Tag: memory loss

Distinguishing between dementia and normal age-related memory loss …

The email was puzzling: Would I be able to get the staff colleague the document she had requested?

Eh … what document? my mind immediately wondered.

Apologizing in both text and email, I asked for clarification. What had I promised to do?

We had discussed the item two weeks ago, came the reply.

Ugh! But I was still drawing a blank.

Fortunately, I can attribute this instance of memory-loss to the fact we get so many requests in my office that if I don’t write them down immediately, I’m typically on to whatever item is staring at me from my inbox and that other request is … well … gone.

We often find aging parents exhibiting similar behaviors and our immediate question typically is: Is this normal aging or something else?

Many older adults consider this question themselves over fear for the future. And the question is not easy to answer but, over time, answers usually become clear.

So, is it normal memory loss?

It’s common for forgetfulness and memory lapses to occur because of normal changes in the brain associated with aging.

The National Institutes of Health notes that this situation may make it harder to learn new things or retain information as easily as in the past. And, according to the Alzheimer’s Association, typical age-related changes may include making a bad decision once in a while, missing a monthly payment, forgetting what day or time it is but remembering it later, forgetting words or meanings of words and losing things from time to time.

These memory lapses can fluctuate as time goes on, but are perfectly normal.

But what they are the signs of cognitive illness?
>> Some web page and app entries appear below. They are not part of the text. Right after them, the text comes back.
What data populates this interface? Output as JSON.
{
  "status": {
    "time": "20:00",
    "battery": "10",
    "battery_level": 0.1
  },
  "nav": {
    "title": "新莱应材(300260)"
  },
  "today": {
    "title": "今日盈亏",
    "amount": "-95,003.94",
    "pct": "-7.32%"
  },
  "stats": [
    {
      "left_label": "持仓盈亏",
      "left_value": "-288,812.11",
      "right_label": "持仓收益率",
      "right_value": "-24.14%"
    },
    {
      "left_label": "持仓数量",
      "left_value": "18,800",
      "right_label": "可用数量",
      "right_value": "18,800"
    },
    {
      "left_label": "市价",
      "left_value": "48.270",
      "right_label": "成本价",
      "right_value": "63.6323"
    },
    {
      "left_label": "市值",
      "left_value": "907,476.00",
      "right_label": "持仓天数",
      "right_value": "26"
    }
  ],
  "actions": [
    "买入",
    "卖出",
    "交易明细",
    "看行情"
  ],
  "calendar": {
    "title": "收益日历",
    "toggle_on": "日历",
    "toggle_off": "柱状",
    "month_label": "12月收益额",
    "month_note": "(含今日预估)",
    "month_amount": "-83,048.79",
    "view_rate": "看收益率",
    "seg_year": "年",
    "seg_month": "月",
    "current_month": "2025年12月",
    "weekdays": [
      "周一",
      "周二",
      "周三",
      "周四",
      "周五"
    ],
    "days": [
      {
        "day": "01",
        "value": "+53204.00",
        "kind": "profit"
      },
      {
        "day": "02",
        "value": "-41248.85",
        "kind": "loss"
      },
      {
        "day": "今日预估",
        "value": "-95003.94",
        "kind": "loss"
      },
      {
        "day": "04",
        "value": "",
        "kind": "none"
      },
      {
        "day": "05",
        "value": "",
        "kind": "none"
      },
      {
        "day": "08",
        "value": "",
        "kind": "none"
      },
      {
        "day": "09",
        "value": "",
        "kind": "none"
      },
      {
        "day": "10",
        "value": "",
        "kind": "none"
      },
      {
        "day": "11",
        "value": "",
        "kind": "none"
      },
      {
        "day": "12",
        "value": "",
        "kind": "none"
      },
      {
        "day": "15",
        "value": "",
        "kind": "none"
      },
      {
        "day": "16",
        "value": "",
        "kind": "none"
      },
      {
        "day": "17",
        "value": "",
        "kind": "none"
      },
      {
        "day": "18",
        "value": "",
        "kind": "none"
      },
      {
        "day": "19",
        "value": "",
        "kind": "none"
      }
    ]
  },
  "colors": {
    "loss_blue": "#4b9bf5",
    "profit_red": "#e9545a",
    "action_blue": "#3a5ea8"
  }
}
Click here to read more!

Decreased sense of smell could be linked to cognitive illnesses

Hmmm …

Not smelling as well? (And we don’t mean personal hygiene!)

According to Harvard Health, recent studies show that an inadequate sniffer could be a red flag when it comes to determining one’s risk for developing cognitive impairments (what the medical field calls dementia).

While much more research needs to be done before smell becomes a reliable diagnostic test for memory loss, a study published last year in the Journal of the American Geriatrics Society claims that scientists might have picked up the scent on a new correlation.

Last September, the journal published a study conducted by otolaryngologist Jayant M. Pinto in which nearly 3,000 adults ages 57 to 85 were asked to smell and identify five odors.

Click here to read more about the results from this study…